Then I modified the memory cards from 256k to 1MB by removing the 4116’s and adding 4164’s and removing the +12V line not required by the 4164’s and running an extra address line with blue wire. It wasn’t pretty but it worked and allowed me to stuff 4MB into the machine and three serial cards for a total of 11 lines.
In order to cover the cost of lines I started to charge for access. I also bought a couple of 70MB drives, the largest you could get in the interface format supported by the Tandy, so I had a total of 140MB to work with. Added Usenet News and a Telebit modem to support the news feed.
By 1991 the 11 lines were not sufficient for the usage so I bought a Used Sun 3/160 with 16MB of RAM and two Super Eagle 575MB drives. It came with one 16 line MUX, I ordered two more for a total of 48 lines. This soon was not enough. So I bought Annex-3 comm servers and had a total of 256 lines by 1995. By this time I had also added two Sun 4/670MP’s with Ross RTK-625 CPUs (125 Mhz Quad Sparc) and a Sun 4/330MP which the telco parted with when they upgraded. The 4/330 became dedicated to processing Usenet News, the 4/670MP one was the mail server, the other shell server.

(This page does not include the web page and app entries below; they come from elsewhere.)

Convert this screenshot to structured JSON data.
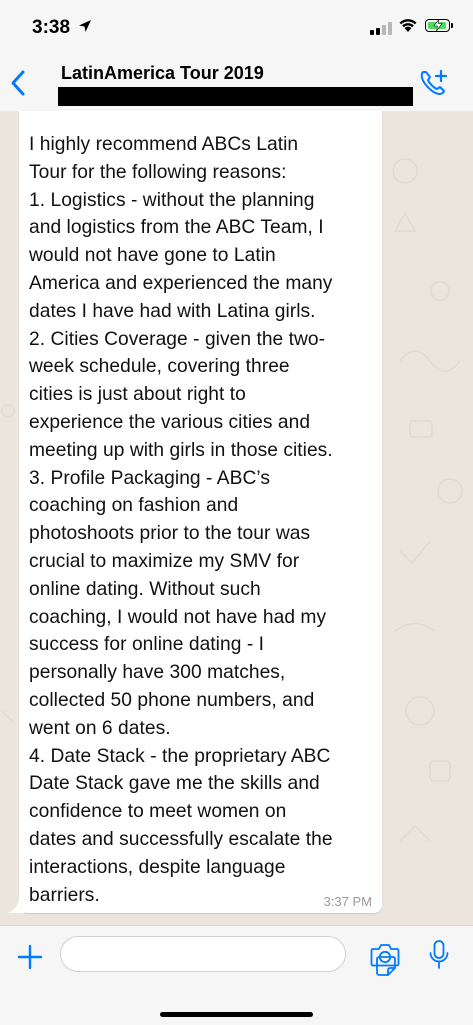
{
  "status_bar": {
    "time": "3:38",
    "icons": [
      "location-arrow-icon",
      "cellular-signal-icon",
      "wifi-icon",
      "battery-charging-icon"
    ]
  },
  "header": {
    "chat_name": "LatinAmerica Tour 2019",
    "back_icon": "chevron-left-icon",
    "call_icon": "add-call-icon"
  },
  "message": {
    "text": "I highly recommend ABCs Latin\nTour for the following reasons:\n1. Logistics - without the planning\nand logistics from the ABC Team, I\nwould not have gone to Latin\nAmerica and experienced the many\ndates I have had with Latina girls.\n2. Cities Coverage - given the two-\nweek schedule, covering three\ncities is just about right to\nexperience the various cities and\nmeeting up with girls in those cities.\n3. Profile Packaging - ABC’s\ncoaching on fashion and\nphotoshoots prior to the tour was\ncrucial to maximize my SMV for\nonline dating.  Without such\ncoaching, I would not have had my\nsuccess for online dating - I\npersonally have 300 matches,\ncollected 50 phone numbers, and\nwent on 6 dates.\n4. Date Stack - the proprietary ABC\nDate Stack gave me the skills and\nconfidence to meet women on\ndates and successfully escalate the\ninteractions, despite language\nbarriers.",
    "timestamp": "3:37 PM"
  },
  "input_bar": {
    "placeholder": "",
    "icons": [
      "plus-icon",
      "sticker-icon",
      "camera-icon",
      "microphone-icon"
    ]
  },
  "colors": {
    "accent": "#007aff",
    "chat_background": "#ece5dd",
    "bubble": "#ffffff",
    "bar": "#f6f6f6",
    "battery": "#4cd964"
  }
}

In 1992 when the Stockton CIX was formed I ordered T1s from Sprint and got on the Internet within about two weeks. Since I already had a local LAN the conversion to Internet was easy, just switch mail to directly talk across the Internet instead of using the Usenet smart routing that it previously was. Back then almost everything was text, text based games were super popular.
Over the years we migrated to Linux, initially on 386 hardware, today mostly overclocked i7 chips. We offer commercial e-mail, web hosting, virtual private servers, and Linux shell access including full remote desktop access to a number of Linux distributions.
Because I have always been an advocate of free speech, in Broadcast or on the Internet where I actually have some opportunity to do something about it, I recently put up a friendica node, this is a node on a federated network known as the fediverse, or the hubzilla network, and there are almost 10,000 nodes and 4 million users. My node talks to other nodes directly so no node can censor traffic for the entire network. As policy I do not censor as long as the material is legal, i.e., no kiddie porn and the like.
I’d like firstly to invite everyone, https://friendica.eskimo.com/, as a place to freely express your opinions without any threat of being “deplatformed”, I am anti-cancel culture here.
Over all these years I’ve developed a very good hosting platform, WordPress and other CMS systems are served faster on my platform than any of the big name hosters and I’ve also modified Apache so that every customers content gets served under their UID so if one customers code is bad it does not compromise other customers.
If you need a stable e-mail address, I’ve had eskimo.com domain since BEFORE the Internet was (previously routed via UUCP Usenet smart routing network) we can help you. If you need fast secure hosting, we’ve got the best, and if you would like access to variety of Linux shell servers complete with full graphical desktop we can help you. Check us out at https://www.eskimo.com/.
Lastly, in the past I have advertised with Google and Facebook and I’ve placed advertisement from Google on my site to generate some advertisement revenue but given that Google’s changed their position from “Do No Evil” to “Do Only Evil” and Facebook has tossed me off four times now, I no longer wish to give either a single cent of my advertisement revenue, and I am looking for conservative friendly ad networks, so if you can recommend same please let me know.